I love Northerly Island.

Northerly Island is actually a peninsula, created as part of the Burnham Plan of Chicago. You can reach it by following the road past the sculpture garden outside of Adler Planetarium. It was once the site of Meigs Field, but the second Mayor Daley controversially sent bulldozers to the runways of that small airport in 2003. Some claim it was a horrible abuse of power. Others claim it was a good security move. Aviation aficionados miss having a lakefront airport; 99 Percenters decry having a whole peninsula dedicated for wealthy executives to fly their private planes to work. In any case, there is no airport there now.


The foaming at the mouth that occurs when some Chicagoans discuss Meigs Field evokes this promotional image for the film “Cujo.”

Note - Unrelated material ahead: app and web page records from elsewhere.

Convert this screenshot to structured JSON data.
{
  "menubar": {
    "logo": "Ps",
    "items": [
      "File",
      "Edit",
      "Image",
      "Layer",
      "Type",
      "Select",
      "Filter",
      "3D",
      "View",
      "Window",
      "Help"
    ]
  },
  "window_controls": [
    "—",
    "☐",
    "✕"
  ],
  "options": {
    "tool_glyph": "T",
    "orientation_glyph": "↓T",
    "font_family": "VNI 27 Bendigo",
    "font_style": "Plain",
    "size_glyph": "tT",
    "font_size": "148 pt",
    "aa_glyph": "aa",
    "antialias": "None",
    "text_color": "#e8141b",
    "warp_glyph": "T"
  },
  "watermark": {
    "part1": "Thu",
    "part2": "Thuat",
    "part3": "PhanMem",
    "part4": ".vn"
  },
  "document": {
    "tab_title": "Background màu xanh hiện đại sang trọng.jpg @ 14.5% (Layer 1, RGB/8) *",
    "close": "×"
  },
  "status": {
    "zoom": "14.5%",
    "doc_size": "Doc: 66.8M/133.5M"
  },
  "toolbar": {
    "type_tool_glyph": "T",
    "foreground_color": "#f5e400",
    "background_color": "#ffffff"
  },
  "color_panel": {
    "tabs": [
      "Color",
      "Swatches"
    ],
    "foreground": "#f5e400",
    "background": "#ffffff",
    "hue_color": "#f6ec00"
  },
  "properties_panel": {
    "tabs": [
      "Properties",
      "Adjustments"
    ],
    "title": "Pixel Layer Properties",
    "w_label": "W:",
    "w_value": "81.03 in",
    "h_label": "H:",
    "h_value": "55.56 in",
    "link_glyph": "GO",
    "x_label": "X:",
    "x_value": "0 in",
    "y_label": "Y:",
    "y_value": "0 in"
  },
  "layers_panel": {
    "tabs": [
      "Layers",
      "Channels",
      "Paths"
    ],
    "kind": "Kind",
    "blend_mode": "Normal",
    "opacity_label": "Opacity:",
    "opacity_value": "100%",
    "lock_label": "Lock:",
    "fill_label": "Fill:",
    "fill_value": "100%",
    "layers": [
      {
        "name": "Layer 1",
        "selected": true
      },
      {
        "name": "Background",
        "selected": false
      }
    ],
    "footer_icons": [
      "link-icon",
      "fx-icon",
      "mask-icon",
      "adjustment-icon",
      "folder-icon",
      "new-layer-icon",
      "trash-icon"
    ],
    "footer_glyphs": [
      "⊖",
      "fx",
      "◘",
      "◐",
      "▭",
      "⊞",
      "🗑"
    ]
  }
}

Instead, there is a gorgeous expanse of restored prairie and bird habitat, along with a field house where you can learn about nature, and an outpost of Flint Creek Wildlife Rehabilitation focusing on helping migrating birds who strike the windows of downtown skyscrapers. The Charter One Pavilion, a concert venue now slated for expansion, will host bands like Phish and Ben Folds Five this summer.

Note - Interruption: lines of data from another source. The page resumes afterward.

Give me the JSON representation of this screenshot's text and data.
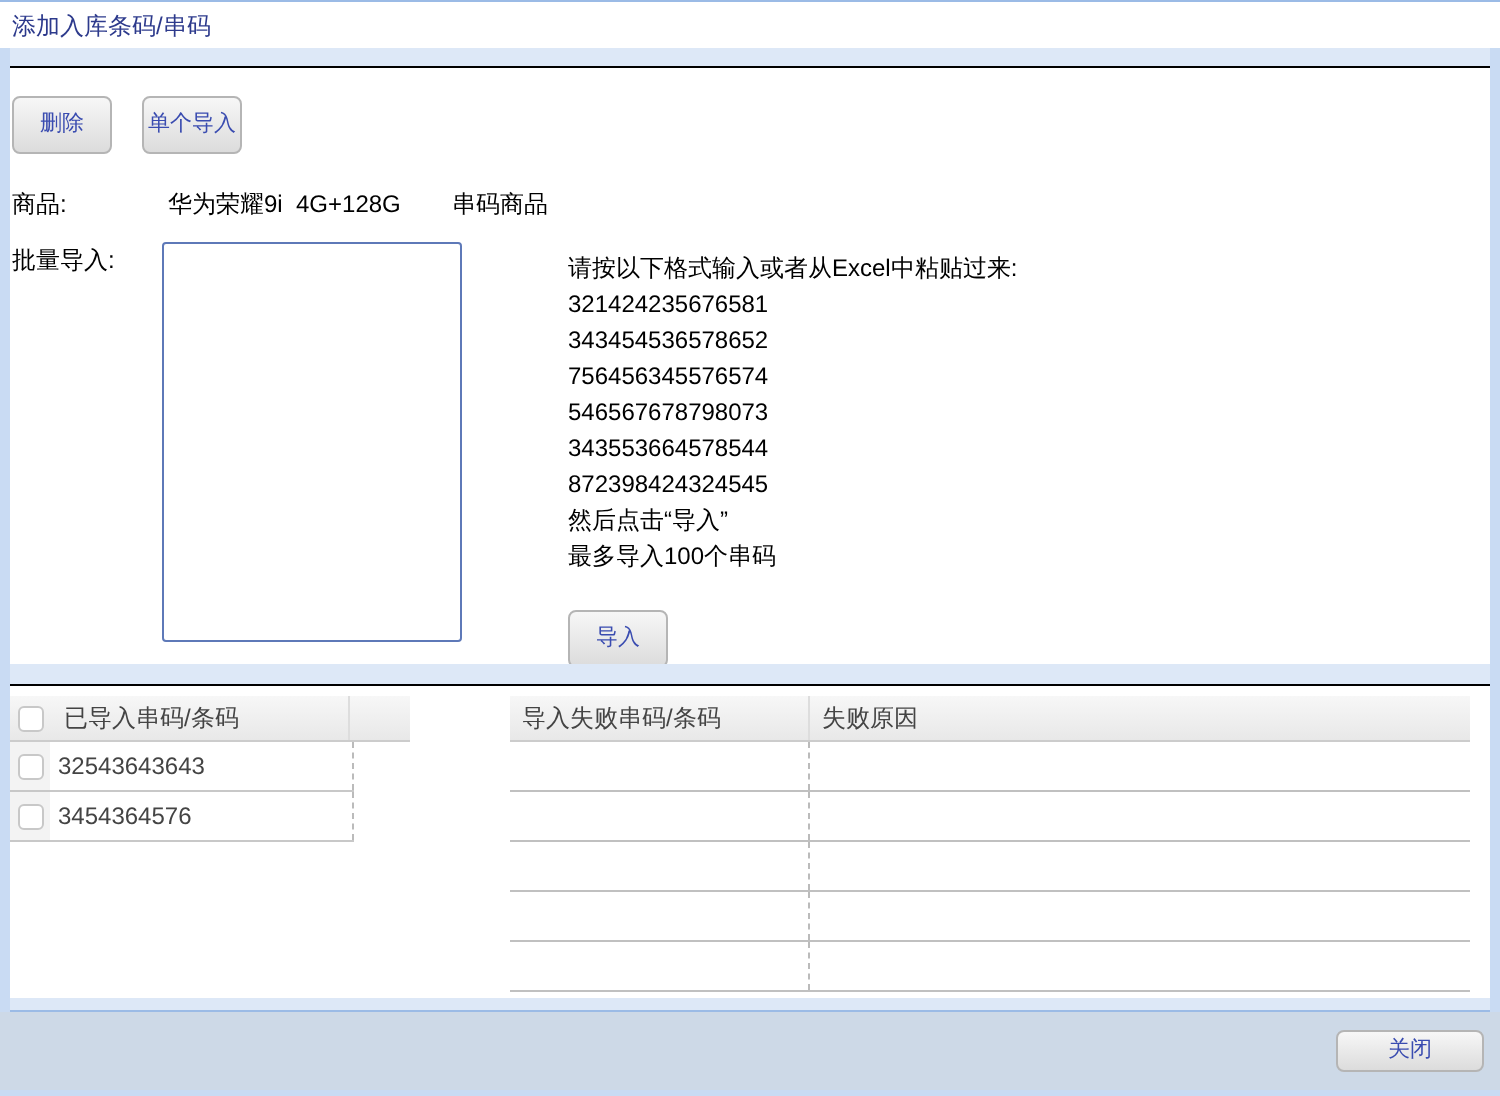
{
  "window": {
    "title": "添加入库条码/串码"
  },
  "toolbar": [
    "删除",
    "单个导入"
  ],
  "product": {
    "label": "商品:",
    "name": "华为荣耀9i  4G+128G",
    "type": "串码商品"
  },
  "batch": {
    "label": "批量导入:",
    "instructions": [
      "请按以下格式输入或者从Excel中粘贴过来:",
      "321424235676581",
      "343454536578652",
      "756456345576574",
      "546567678798073",
      "343553664578544",
      "872398424324545",
      "然后点击“导入”",
      "最多导入100个串码"
    ],
    "button": "导入"
  },
  "imported_table": {
    "all_checked": false,
    "column": "已导入串码/条码",
    "rows": [
      {
        "code": "32543643643",
        "checked": false
      },
      {
        "code": "3454364576",
        "checked": false
      }
    ]
  },
  "failed_table": {
    "columns": [
      "导入失败串码/条码",
      "失败原因"
    ]
  },
  "footer": {
    "button": "关闭"
  }
}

A view from the “island” courtesy of the Chicago Park District.

In the summer, 12th Street Beach is one of the less crowded beaches in the city because of its secluded location. There is open water swimming here, rather than the limited-depth swimming at other beaches. You can also enjoy public restrooms that are a bit cleaner than at some other beaches and skip long lines at the concession stand. There is typically only one  lifeguard, so be aware of your little swimmers. Amusingly, there is no 12th Street here (it’s now called Roosevelt Road).

In spring and fall, this is an excellent place to birdwatch. In particular, many Purple Martins nest here, and you may see some warblers passing through who are only in the Chicago area for a few weeks or even days per year.

In the winter, Northerly Island has hosted dog sled demonstrations and the Polar Adventure Days.  You can rent snowshoes or cross country skis in snowy weather, as well.

There is also talk of building an artificial reef off the shore here, providing habitat for struggling Lake Michigan fish. This is just one of many ecology-minded projects under discussion for Northerly Island, keeping true to Burnham’s motto, “Make no small plans.” I, for one, am eager to see what actually comes to fruition.


I love sea shanties.

It’s not like I have an iPod full of them, but really, I do. I love sea shanties. They’re great music for doing housework or keeping your kid entertained on a long-ish car trip. They have very old roots but are still around today, and Chicago has some of its very own.

What is a sea shanty, or sea chanty? Basically, it is a song that is a type of folk music–a nautical type. The name comes from the French verb for “to sing,” chanter. Back when Chicago was the busiest port in the world, men working on Lake Michigan’s many boats and ships sang these songs to help pass the time and economize labor. Unlike many other types of work song, sea shanties draw from a rich mosaic of cultural influences, including American marches, European folk dance, and the music of African-American slaves.

Chicago’s lakefront is now home to more parks than shipping vessels, so who is keeping this musical tradition alive, and how? For starters, you can take the Sea Music And Shanty class at the Old Town School of Folk Music. You can also check out the guy who teaches the class, Tom Kastle, in concert sometimes, or buy one of his CDs.


Ahoy! It’s Tom Kastle in a photo from his web site.

You can also hear them performed, sometimes by musicians in period costume, at the Chicago Maritime Festival. If you still haven’t had enough Great Lakes nautical jams, join the yahoo group for Chicago sea shanties to find out whenever there are performances or sing-alongs in the Chicago area.

Please enjoy this video of The Hard Tackers Shanty Team, a fine group of singers from another Great Lakes state, singing at the 2012 Chicago Maritime Festival.